When Charlie was only eight years old Mr. Clebe Preuit died. As long a Charlie is alive and has a good mind, he will never forget the first store bought clothes that Mr. Clebe Preuit bought for him. After Clebe’s death, Charlie and his family worked for his son John Hodges Preuit.
Charlie told me that he grew to manhood on the Preuit Farm. For many years, Charlie made a crop for John H. Prueit until he died. Charlie said, “If John Preuit told you something, he would do it; it was as good as money in the bank. I was at their home when both Mr. Clebe and Mr. John Preuit died.” Charlie said, “I wound up living on the Preuit Farm and making crops for John Preuit for some 50 years.”
In the driest time of each year, Charlie said, “They would let me down with ropes about 50 feet into the dug well to clean it out. Every time I went into that well, I had to kill snakes that lived in there before I could start work. After we started cleaning out the well, muddy water would run out of a spring some 200 yards west of the John Prueit House. We would put something in the well and it would come out in that spring.” Today, the old Preuit Family well that Charlie Pointer cleaned out each year is still in my back yard some 20 feet from my back porch. The spring that Charlie referred to is about 20 yards from my west property line.
Each year, John Preuit would go to Florida where he owned 160 acres and bring back a truck load of apples, oranges, and pecans every Christmas; he would give the Jackson Pointer family all the fruit and pecans that they wanted.

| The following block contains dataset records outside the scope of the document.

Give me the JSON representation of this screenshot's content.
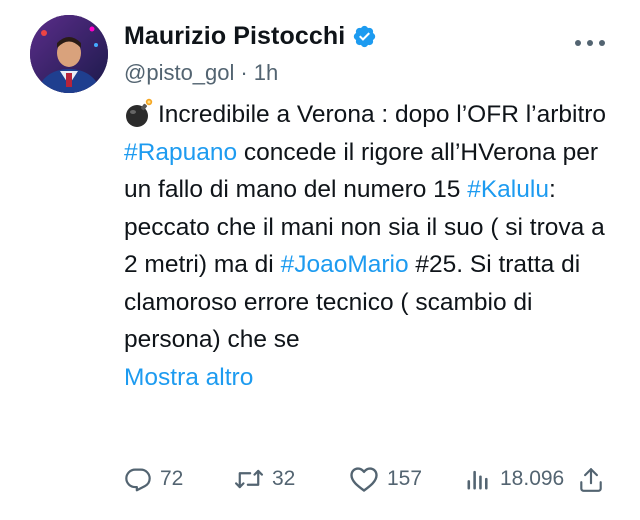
{
  "author": {
    "display_name": "Maurizio Pistocchi",
    "handle": "@pisto_gol",
    "separator": "·",
    "time": "1h"
  },
  "tweet": {
    "seg1": "Incredibile a Verona : dopo l’OFR l’arbitro ",
    "tag_rapuano": "#Rapuano",
    "seg2": " concede il rigore all’HVerona per un fallo di mano del numero 15 ",
    "tag_kalulu": "#Kalulu",
    "seg3": ": peccato che il mani non sia il suo ( si trova a 2 metri) ma di ",
    "tag_joaomario": "#JoaoMario",
    "seg4": " #25. Si tratta di clamoroso errore tecnico ( scambio di persona) che se",
    "show_more": "Mostra altro"
  },
  "actions": {
    "replies": "72",
    "reposts": "32",
    "likes": "157",
    "views": "18.096"
  },
  "icons": {
    "verified": "verified-badge-icon",
    "more": "more-dots-icon",
    "bomb": "bomb-emoji-icon",
    "reply": "reply-icon",
    "repost": "repost-icon",
    "like": "heart-icon",
    "views": "views-chart-icon",
    "share": "share-icon"
  },
  "colors": {
    "accent": "#1d9bf0",
    "text": "#0f1419",
    "muted": "#536471"
  }
}
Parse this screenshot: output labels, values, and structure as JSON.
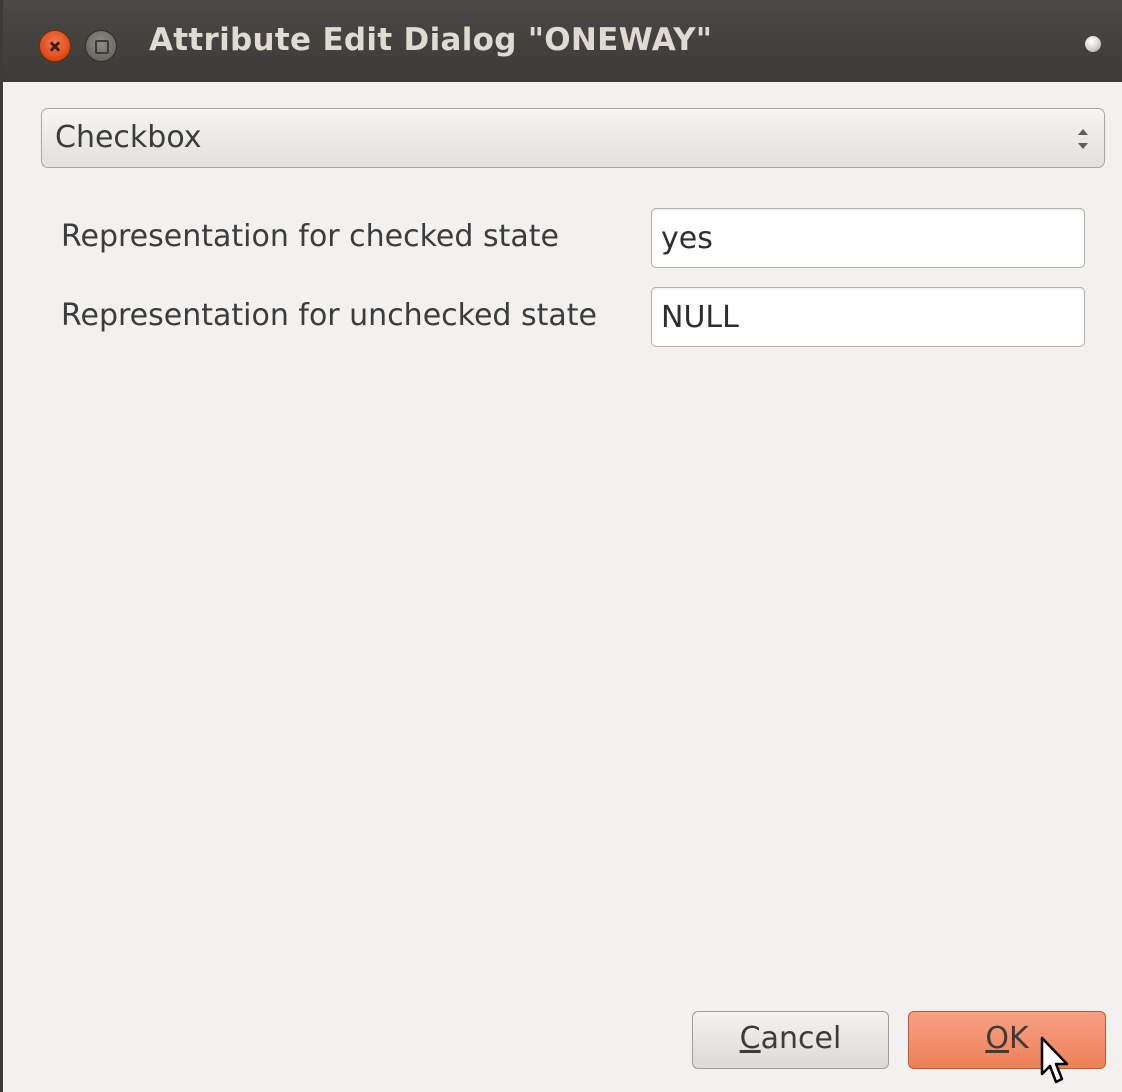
{
  "window": {
    "title": "Attribute Edit Dialog \"ONEWAY\""
  },
  "widget_type": {
    "selected": "Checkbox"
  },
  "form": {
    "checked_label": "Representation for checked state",
    "checked_value": "yes",
    "unchecked_label": "Representation for unchecked state",
    "unchecked_value": "NULL"
  },
  "buttons": {
    "cancel_mnemonic": "C",
    "cancel_rest": "ancel",
    "ok_mnemonic": "O",
    "ok_rest": "K"
  },
  "icons": {
    "close": "close-icon",
    "maximize": "maximize-icon",
    "menu_dot": "window-menu-icon",
    "combo_arrows": "up-down-arrows-icon",
    "cursor": "mouse-pointer-icon"
  },
  "colors": {
    "titlebar": "#3c3b37",
    "title_text": "#dfdbd2",
    "close_button": "#dd4814",
    "ok_button": "#ec8058",
    "background": "#f2f1f0"
  }
}
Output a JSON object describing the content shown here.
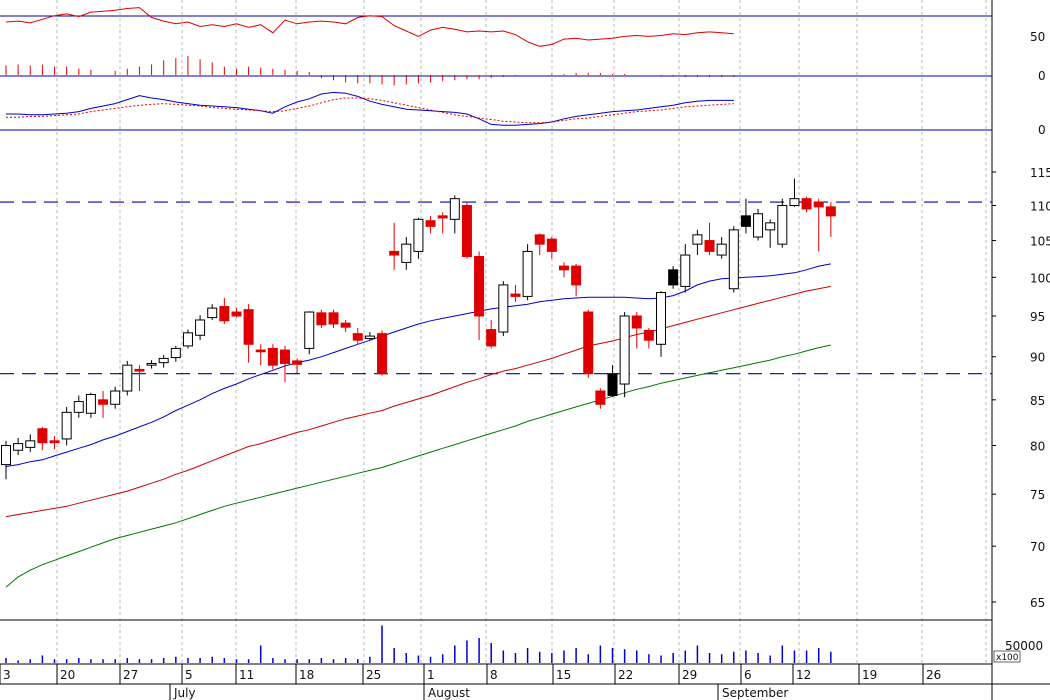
{
  "colors": {
    "up": "#000000",
    "down": "#e00000",
    "sma_short": "#0000cc",
    "sma_mid": "#cc0000",
    "sma_long": "#007700",
    "hline": "#0000aa",
    "grid": "#b8b8b8"
  },
  "chart_data": [
    {
      "type": "line",
      "title": "",
      "yticks": [
        50,
        0
      ],
      "ylim": [
        0,
        80
      ],
      "series": [
        {
          "values": [
            60,
            61,
            59,
            63,
            67,
            69,
            66,
            71,
            72,
            73,
            75,
            76,
            65,
            61,
            58,
            60,
            55,
            57,
            55,
            58,
            54,
            57,
            48,
            62,
            58,
            60,
            61,
            60,
            58,
            65,
            67,
            66,
            56,
            50,
            44,
            51,
            54,
            52,
            49,
            50,
            49,
            50,
            46,
            38,
            33,
            35,
            41,
            42,
            40,
            41,
            42,
            44,
            45,
            44,
            45,
            47,
            46,
            48,
            49,
            48,
            47
          ]
        },
        {
          "type": "bar",
          "values": [
            9,
            10,
            9,
            10,
            8,
            8,
            6,
            5,
            0,
            4,
            6,
            8,
            10,
            14,
            16,
            18,
            15,
            12,
            8,
            6,
            8,
            7,
            6,
            5,
            4,
            3,
            -3,
            -5,
            -7,
            -8,
            -8,
            -9,
            -10,
            -9,
            -8,
            -7,
            -6,
            -5,
            -4,
            -4,
            -3,
            -2,
            -1,
            0,
            0,
            1,
            1,
            2,
            2,
            2,
            1,
            1,
            0,
            0,
            -1,
            -1,
            -2,
            -2,
            -2,
            -2,
            -2
          ]
        }
      ]
    },
    {
      "type": "line",
      "title": "",
      "yticks": [
        0
      ],
      "ylim": [
        -1,
        4
      ],
      "series": [
        {
          "values": [
            0.6,
            0.6,
            0.55,
            0.55,
            0.6,
            0.65,
            0.75,
            0.95,
            1.1,
            1.25,
            1.5,
            1.75,
            1.6,
            1.5,
            1.35,
            1.25,
            1.15,
            1.1,
            1.05,
            1.0,
            0.9,
            0.8,
            0.65,
            1.05,
            1.35,
            1.55,
            1.85,
            1.95,
            1.9,
            1.7,
            1.4,
            1.2,
            1.05,
            0.9,
            0.85,
            0.8,
            0.75,
            0.7,
            0.6,
            0.3,
            -0.05,
            -0.1,
            -0.1,
            -0.05,
            0.0,
            0.1,
            0.3,
            0.45,
            0.55,
            0.65,
            0.75,
            0.8,
            0.85,
            0.95,
            1.05,
            1.15,
            1.3,
            1.4,
            1.45,
            1.45,
            1.45
          ]
        },
        {
          "values": [
            0.4,
            0.4,
            0.45,
            0.45,
            0.5,
            0.55,
            0.6,
            0.75,
            0.85,
            0.95,
            1.05,
            1.15,
            1.2,
            1.25,
            1.2,
            1.15,
            1.1,
            1.0,
            0.95,
            0.9,
            0.85,
            0.8,
            0.75,
            0.8,
            0.95,
            1.1,
            1.3,
            1.5,
            1.6,
            1.6,
            1.55,
            1.45,
            1.3,
            1.15,
            1.0,
            0.85,
            0.7,
            0.55,
            0.45,
            0.35,
            0.25,
            0.15,
            0.1,
            0.05,
            0.05,
            0.1,
            0.2,
            0.3,
            0.35,
            0.45,
            0.55,
            0.65,
            0.75,
            0.8,
            0.85,
            0.95,
            1.05,
            1.1,
            1.15,
            1.2,
            1.25
          ]
        }
      ]
    },
    {
      "type": "candlestick",
      "title": "",
      "yticks": [
        65,
        70,
        75,
        80,
        85,
        90,
        95,
        100,
        105,
        110,
        115
      ],
      "ylim": [
        62,
        119
      ],
      "hlines": [
        110.5,
        88
      ],
      "x_day_labels": [
        "3",
        "20",
        "27",
        "5",
        "11",
        "18",
        "25",
        "1",
        "8",
        "15",
        "22",
        "29",
        "6",
        "12",
        "19",
        "26"
      ],
      "month_labels": [
        "July",
        "August",
        "September"
      ],
      "candles": [
        [
          78.0,
          80.0,
          76.5,
          80.5
        ],
        [
          79.5,
          80.2,
          79.0,
          80.8
        ],
        [
          79.8,
          80.5,
          79.3,
          81.2
        ],
        [
          81.8,
          80.3,
          79.5,
          82.0
        ],
        [
          80.5,
          80.3,
          79.6,
          81.0
        ],
        [
          80.7,
          83.6,
          80.0,
          84.2
        ],
        [
          83.6,
          84.8,
          83.0,
          85.5
        ],
        [
          83.5,
          85.6,
          83.0,
          85.8
        ],
        [
          85.0,
          84.5,
          83.0,
          86.0
        ],
        [
          84.5,
          86.0,
          84.0,
          86.5
        ],
        [
          86.0,
          89.0,
          85.5,
          89.5
        ],
        [
          88.5,
          88.3,
          86.0,
          89.0
        ],
        [
          89.0,
          89.2,
          88.6,
          89.6
        ],
        [
          89.3,
          89.8,
          88.7,
          90.2
        ],
        [
          89.9,
          91.0,
          89.4,
          91.3
        ],
        [
          91.3,
          92.9,
          91.0,
          93.3
        ],
        [
          92.6,
          94.5,
          92.0,
          95.1
        ],
        [
          94.8,
          96.0,
          94.5,
          96.5
        ],
        [
          96.2,
          94.4,
          94.0,
          97.3
        ],
        [
          95.5,
          95.0,
          94.8,
          96.0
        ],
        [
          95.8,
          91.5,
          89.3,
          96.5
        ],
        [
          90.8,
          90.6,
          89.0,
          91.5
        ],
        [
          91.0,
          89.0,
          88.5,
          91.5
        ],
        [
          90.8,
          89.2,
          87.0,
          91.3
        ],
        [
          89.5,
          89.1,
          88.0,
          89.8
        ],
        [
          91.0,
          95.5,
          90.3,
          95.6
        ],
        [
          95.4,
          93.9,
          93.5,
          95.8
        ],
        [
          95.4,
          94.0,
          93.5,
          95.8
        ],
        [
          94.1,
          93.6,
          93.0,
          94.5
        ],
        [
          92.8,
          92.0,
          91.5,
          93.5
        ],
        [
          92.2,
          92.5,
          92.0,
          93.0
        ],
        [
          92.8,
          88.0,
          87.8,
          93.2
        ],
        [
          103.5,
          103.0,
          101.0,
          107.5
        ],
        [
          102.0,
          104.5,
          101.0,
          105.5
        ],
        [
          103.5,
          108.0,
          102.5,
          108.2
        ],
        [
          107.8,
          107.0,
          106.0,
          108.5
        ],
        [
          108.5,
          108.2,
          106.0,
          109.0
        ],
        [
          108.0,
          111.0,
          106.0,
          111.5
        ],
        [
          110.0,
          102.8,
          102.5,
          110.5
        ],
        [
          102.8,
          95.0,
          92.0,
          103.5
        ],
        [
          93.3,
          91.3,
          91.0,
          94.5
        ],
        [
          93.0,
          99.0,
          92.5,
          99.5
        ],
        [
          97.8,
          97.5,
          96.8,
          99.0
        ],
        [
          97.5,
          103.5,
          97.0,
          104.5
        ],
        [
          105.8,
          104.5,
          103.0,
          106.0
        ],
        [
          105.2,
          103.5,
          102.5,
          105.5
        ],
        [
          101.5,
          101.0,
          100.0,
          102.0
        ],
        [
          101.5,
          99.0,
          97.5,
          101.8
        ],
        [
          95.5,
          88.0,
          87.5,
          95.8
        ],
        [
          86.0,
          84.5,
          84.0,
          86.3
        ],
        [
          85.5,
          88.0,
          85.3,
          89.0
        ],
        [
          86.8,
          95.0,
          85.3,
          95.5
        ],
        [
          95.0,
          93.5,
          91.0,
          95.5
        ],
        [
          93.2,
          92.0,
          91.0,
          93.5
        ],
        [
          91.5,
          98.0,
          90.0,
          98.2
        ],
        [
          99.0,
          101.0,
          98.5,
          101.5
        ],
        [
          98.8,
          103.0,
          98.0,
          104.5
        ],
        [
          104.5,
          105.8,
          103.0,
          106.5
        ],
        [
          105.0,
          103.5,
          103.0,
          107.5
        ],
        [
          103.0,
          104.5,
          102.5,
          105.5
        ],
        [
          98.5,
          106.5,
          98.0,
          107.0
        ],
        [
          107.0,
          108.5,
          106.0,
          111.0
        ],
        [
          105.5,
          108.8,
          105.0,
          109.5
        ],
        [
          106.5,
          107.5,
          104.0,
          108.0
        ],
        [
          104.5,
          110.0,
          104.0,
          111.0
        ],
        [
          110.0,
          111.0,
          109.8,
          114.0
        ],
        [
          111.0,
          109.5,
          109.0,
          111.3
        ],
        [
          110.5,
          109.8,
          103.5,
          111.0
        ],
        [
          109.8,
          108.5,
          105.5,
          110.5
        ]
      ],
      "sma_short": [
        77.8,
        78.0,
        78.3,
        78.5,
        78.9,
        79.3,
        79.7,
        80.1,
        80.6,
        81.0,
        81.5,
        82.0,
        82.5,
        83.1,
        83.8,
        84.4,
        85.0,
        85.7,
        86.3,
        86.8,
        87.4,
        87.9,
        88.4,
        88.9,
        89.3,
        89.6,
        90.0,
        90.5,
        91.0,
        91.5,
        92.0,
        92.5,
        93.0,
        93.5,
        94.0,
        94.4,
        94.7,
        95.0,
        95.3,
        95.6,
        95.9,
        96.1,
        96.3,
        96.5,
        96.8,
        97.0,
        97.2,
        97.3,
        97.4,
        97.4,
        97.4,
        97.4,
        97.3,
        97.2,
        97.3,
        97.6,
        98.2,
        99.0,
        99.5,
        99.8,
        99.9,
        100.0,
        100.1,
        100.2,
        100.4,
        100.6,
        101.0,
        101.5,
        101.8
      ],
      "sma_mid": [
        72.8,
        73.0,
        73.2,
        73.4,
        73.6,
        73.8,
        74.1,
        74.4,
        74.7,
        75.0,
        75.3,
        75.7,
        76.1,
        76.5,
        77.0,
        77.4,
        77.9,
        78.4,
        78.9,
        79.4,
        79.9,
        80.2,
        80.6,
        81.0,
        81.4,
        81.7,
        82.1,
        82.5,
        82.9,
        83.2,
        83.5,
        83.8,
        84.3,
        84.7,
        85.1,
        85.5,
        86.0,
        86.5,
        87.0,
        87.4,
        87.9,
        88.3,
        88.6,
        89.0,
        89.4,
        89.8,
        90.3,
        90.8,
        91.3,
        91.6,
        91.9,
        92.3,
        92.7,
        93.0,
        93.4,
        93.8,
        94.2,
        94.6,
        95.0,
        95.4,
        95.8,
        96.2,
        96.6,
        97.0,
        97.4,
        97.8,
        98.2,
        98.5,
        98.8
      ],
      "sma_long": [
        66.3,
        67.2,
        67.8,
        68.3,
        68.7,
        69.1,
        69.5,
        69.9,
        70.3,
        70.7,
        71.0,
        71.3,
        71.6,
        71.9,
        72.2,
        72.6,
        73.0,
        73.4,
        73.8,
        74.1,
        74.4,
        74.7,
        75.0,
        75.3,
        75.6,
        75.9,
        76.2,
        76.5,
        76.8,
        77.1,
        77.4,
        77.7,
        78.1,
        78.5,
        78.9,
        79.3,
        79.7,
        80.1,
        80.5,
        80.9,
        81.3,
        81.7,
        82.1,
        82.6,
        83.0,
        83.4,
        83.8,
        84.2,
        84.6,
        85.0,
        85.4,
        85.8,
        86.2,
        86.5,
        86.9,
        87.2,
        87.5,
        87.8,
        88.1,
        88.4,
        88.7,
        89.0,
        89.3,
        89.6,
        90.0,
        90.3,
        90.7,
        91.1,
        91.4
      ]
    },
    {
      "type": "bar",
      "title": "",
      "yticks": [
        50000
      ],
      "unit_label": "x100",
      "values": [
        4,
        2,
        3,
        6,
        3,
        3,
        4,
        3,
        3,
        3,
        4,
        3,
        3,
        4,
        5,
        4,
        4,
        5,
        4,
        3,
        3,
        14,
        4,
        3,
        3,
        3,
        4,
        3,
        4,
        3,
        5,
        30,
        12,
        8,
        6,
        5,
        7,
        14,
        18,
        20,
        16,
        10,
        8,
        12,
        9,
        8,
        10,
        12,
        7,
        14,
        12,
        11,
        10,
        7,
        6,
        8,
        10,
        14,
        8,
        7,
        9,
        10,
        8,
        6,
        14,
        10,
        10,
        12,
        9
      ]
    }
  ]
}
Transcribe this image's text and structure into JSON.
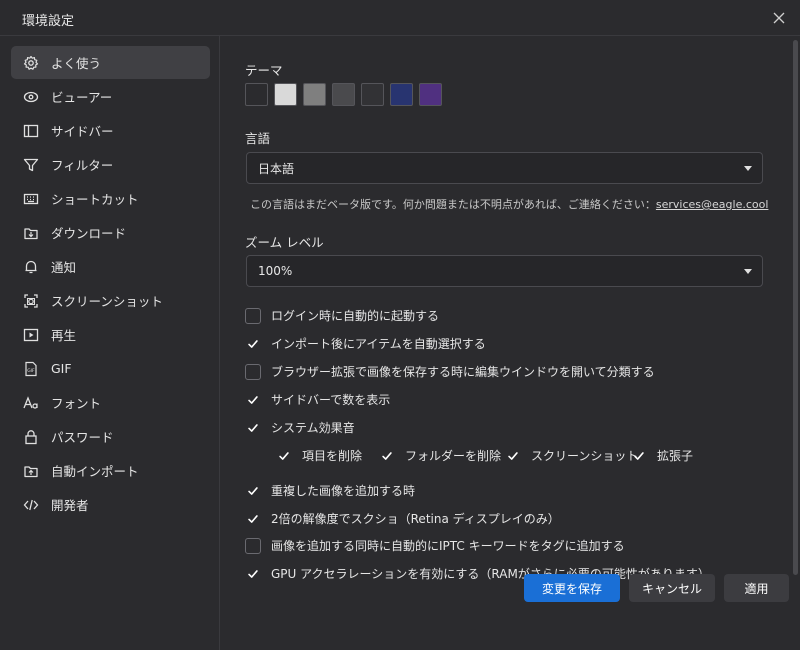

Ward Prueit, the son of John Prueit, eventually sold the farm in Florida.
After Mr. John Preuit died, Charlie Pointer began doing farm work for Tass Jacobs; after Mr. Jacobs died, Charlie worked for Ms. Willie Jacobs for ten years. Ms. Willie gave Charlie cash money to pay for his one acre of land where he now lives. Charlie worked for Ms. Willie Jacobs for fifty cents per day tending the cows and taking care of the farm work; initially, Ms. Willie told Charlie that he had to pay her a dime before she would let him work for her. Ms. Willie Jacobs told Charlie that the dime was a paid contract that he would not be late for work and would do the work that she wanted completed. Charlie said that Ms. Willie kept that dime for many years; occasionally, Willie showed Charlie the dime as a reminder of their work agreement.
Charlie would get off work on Saturday and Sunday; on Saturday morning, he would work in his garden and do the things around his house. On Saturday afternoon, Charlie would sometimes take his kids fishing to the Beaver Pond just north of Highway 36 or to the Oakville Pond. Charlie also planted and worked the garden for Ms. Willie; he had nothing but praise for his former employer, Ms. Willie Jacobs.
Be sure to follow my blog and learn about the plantation owners, slaves, and the survivors of slavery. This part of Charlie life and other stories will be a part of my book, “Black Folk Tales of Appalachia: Slavery to Survival!”